IN THE UNITED STATES DISTRICT COURT FOR THE SOUTHERN DISTRICT OF ILLINOIS
July 18, 2008
ANDRE J. TWITTY, PLAINTIFF,
JOHN ASHCROFT, ET AL., DEFENDANTS.
The opinion of the court was delivered by: David R Herndon Chief Judge United States District Court
MEMORANDUM AND ORDER
HERNDON, District Judge
In March 2004, Plaintiff Andre Twitty originally filed this action in the District Court for the District of Connecticut. After more than three years of litigation, that court determined that the claims against the federal defendants should be transferred to this District, as those events occurred at the United States Penitentiary in Marion, Illinois (Doc. 60). Now before the Court is Defendants' motion to dismiss or for summary judgment and for reconsideration of in forma pauperis status (Doc. 71).
IN FORMA PAUPER IS STATUS
In his initial complaint, Plaintiff complained about lack of medical care and continued threats of assault at the Northern Correctional Institution in Somers, Connecticut (see Doc. 1). Almost a year later, he amended his complaint to include claims that he was transferred to the Connecticut Department of Corrections in retaliation for his filing of grievances and lawsuits (see Doc. 7). These claims regarding his transfer are the only claims now pending against Defendants Ashcroft, Lappin, Hershberger and Rau.
When he initiated this action, Plaintiff sought leave to proceed in forma pauperis pursuant to 28 U.S.C. § 1915. That motion was granted by a simple endorsement (Doc. 5); no separate order was entered to assess the filing fee or to discuss Plaintiff's claim that he was entitled to proceed under the "imminent danger" exception to the three-strikes provision.
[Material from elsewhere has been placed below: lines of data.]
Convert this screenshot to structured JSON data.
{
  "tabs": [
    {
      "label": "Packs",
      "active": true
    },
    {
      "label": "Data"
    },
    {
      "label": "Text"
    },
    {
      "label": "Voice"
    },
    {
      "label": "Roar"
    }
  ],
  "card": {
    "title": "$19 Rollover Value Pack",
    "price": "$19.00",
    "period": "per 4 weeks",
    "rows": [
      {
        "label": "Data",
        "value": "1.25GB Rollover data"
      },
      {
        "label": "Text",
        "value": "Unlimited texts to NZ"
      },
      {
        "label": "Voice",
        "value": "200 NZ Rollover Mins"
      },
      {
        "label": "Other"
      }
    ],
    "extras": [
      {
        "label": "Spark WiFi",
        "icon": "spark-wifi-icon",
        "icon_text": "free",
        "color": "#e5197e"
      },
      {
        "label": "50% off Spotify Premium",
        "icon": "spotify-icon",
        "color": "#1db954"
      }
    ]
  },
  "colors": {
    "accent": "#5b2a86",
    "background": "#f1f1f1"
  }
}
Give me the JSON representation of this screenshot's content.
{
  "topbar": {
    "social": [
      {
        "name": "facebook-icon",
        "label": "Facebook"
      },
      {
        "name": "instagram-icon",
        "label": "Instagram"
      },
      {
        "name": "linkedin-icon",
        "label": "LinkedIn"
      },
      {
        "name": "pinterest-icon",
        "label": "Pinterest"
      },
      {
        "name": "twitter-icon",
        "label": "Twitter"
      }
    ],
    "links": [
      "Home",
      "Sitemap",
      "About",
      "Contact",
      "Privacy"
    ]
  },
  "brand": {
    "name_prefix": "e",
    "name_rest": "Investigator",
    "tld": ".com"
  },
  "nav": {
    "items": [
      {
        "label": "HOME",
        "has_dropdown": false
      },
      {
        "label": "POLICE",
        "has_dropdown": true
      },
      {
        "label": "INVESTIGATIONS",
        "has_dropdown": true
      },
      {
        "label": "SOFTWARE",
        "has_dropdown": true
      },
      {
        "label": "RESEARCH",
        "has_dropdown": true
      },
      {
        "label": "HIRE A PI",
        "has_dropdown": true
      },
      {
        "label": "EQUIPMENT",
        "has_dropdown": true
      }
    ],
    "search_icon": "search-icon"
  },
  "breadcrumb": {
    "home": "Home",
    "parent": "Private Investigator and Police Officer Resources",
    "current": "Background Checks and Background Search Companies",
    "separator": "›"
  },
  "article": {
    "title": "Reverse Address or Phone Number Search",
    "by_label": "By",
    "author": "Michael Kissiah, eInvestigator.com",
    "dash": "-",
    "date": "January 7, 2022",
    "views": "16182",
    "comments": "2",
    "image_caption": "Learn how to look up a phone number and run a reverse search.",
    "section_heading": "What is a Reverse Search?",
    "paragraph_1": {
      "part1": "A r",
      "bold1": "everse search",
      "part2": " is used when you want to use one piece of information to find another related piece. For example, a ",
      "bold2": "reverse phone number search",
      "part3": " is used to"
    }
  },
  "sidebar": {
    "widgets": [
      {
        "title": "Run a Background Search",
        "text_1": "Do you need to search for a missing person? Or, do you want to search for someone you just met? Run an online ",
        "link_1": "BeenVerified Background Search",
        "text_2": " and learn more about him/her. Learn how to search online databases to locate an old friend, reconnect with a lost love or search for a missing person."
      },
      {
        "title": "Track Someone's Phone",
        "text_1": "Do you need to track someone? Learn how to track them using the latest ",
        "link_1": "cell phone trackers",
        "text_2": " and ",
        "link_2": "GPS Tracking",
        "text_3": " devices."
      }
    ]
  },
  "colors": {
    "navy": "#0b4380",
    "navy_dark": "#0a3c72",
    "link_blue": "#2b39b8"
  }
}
See 28 U.S.C. § 1915(g).
It is beyond question that Plaintiff has accumulated three or more strikes. See, e.g., Twitty v. Hawk, Case No. 00-cv-3192-PMD (D.S.C., filed Oct 12, 2000); Twitty v. Deane, Case No. 00-cv-1064-TWT (N.D. Ga., filed April 25, 2000); Twitty v. Lawson, Case No. 98-cv-3188-TWT (N.D. Ga., filed Nov. 3, 1998). See also Twitty v. Wright, Case No. 02-cv-1838-TWT (N.D. Ga., filed July 1, 2002) (order at Doc. 33 listing multiple strikes). The only issue to be resolved, therefore, is whether Plaintiff was in imminent danger of serious physical harm, and at what point in time that determination should be made.
The Seventh Circuit has made clear that "the imminent danger exception to § 1915(g)'s three strikes rule is available for genuine emergencies, where time is pressing and a threat ... is real and proximate." Heimermann v. Litscher, 337 F.3d 781, 782 (7th Cir. 2003) (internal quotes omitted). Thus, the relevant inquiry is whether Plaintiff was in imminent danger at the time he filed his pleading, from the events alleged in that pleading. At the time Plaintiff filed his amended complaint in February 2005, it could hardly be argued that he was in imminent danger from an allegedly retaliatory transfer that occurred in January 2004. Furthermore, his claims regarding a retaliatory transfer have no relationship to his Eighth Amendment claims regarding medical care and threat of assault. Under the rule recently announced by the Seventh Circuit, these claims should and would be severed into a separate action. See George v. Smith, 507 F.3d 605 (7th Cir. 2007).
The Court agrees with Defendants -- Plaintiff is barred from proceeding in forma pauperis in this matter. Accordingly, Defendants' motion to revoke pauper status is GRANTED. Plaintiff's pauper status is REVOKED, and he shall pay the full filing fee of $150*fn1 for this action within ten (10) days.
Finally, the Court notes that within the Seventh Circuit, Plaintiff is a restricted filer. As stated by the Circuit in 2006,
Until the appellant has paid in full all outstanding fees and any sanctions in all civil actions he has filed, the clerks of all federal courts in this circuit will return unfiled any papers submitted either directly or indirectly by or on behalf of the appellant Andre J. Twitty.
Twitty v. United States, Appeal No. 06-1967 (7th Cir., order entered July 6, 2006).
Therefore, every document Plaintiff has filed since the case arrived here in February 2008 should not have been filed (see Docs. 65, 66, 69, 76, 77, 78, 79, 80, 82, 85, 86). In fact, until this restriction is lifted, Plaintiff is effectively precluded from litigating this matter.
Accordingly, this action is DISMISSED with prejudice, and all pending motions are now MOOT. Any further pleadings filed by Twitty in this action shall be RETURNED to him UNFILED.
IT IS SO ORDERED.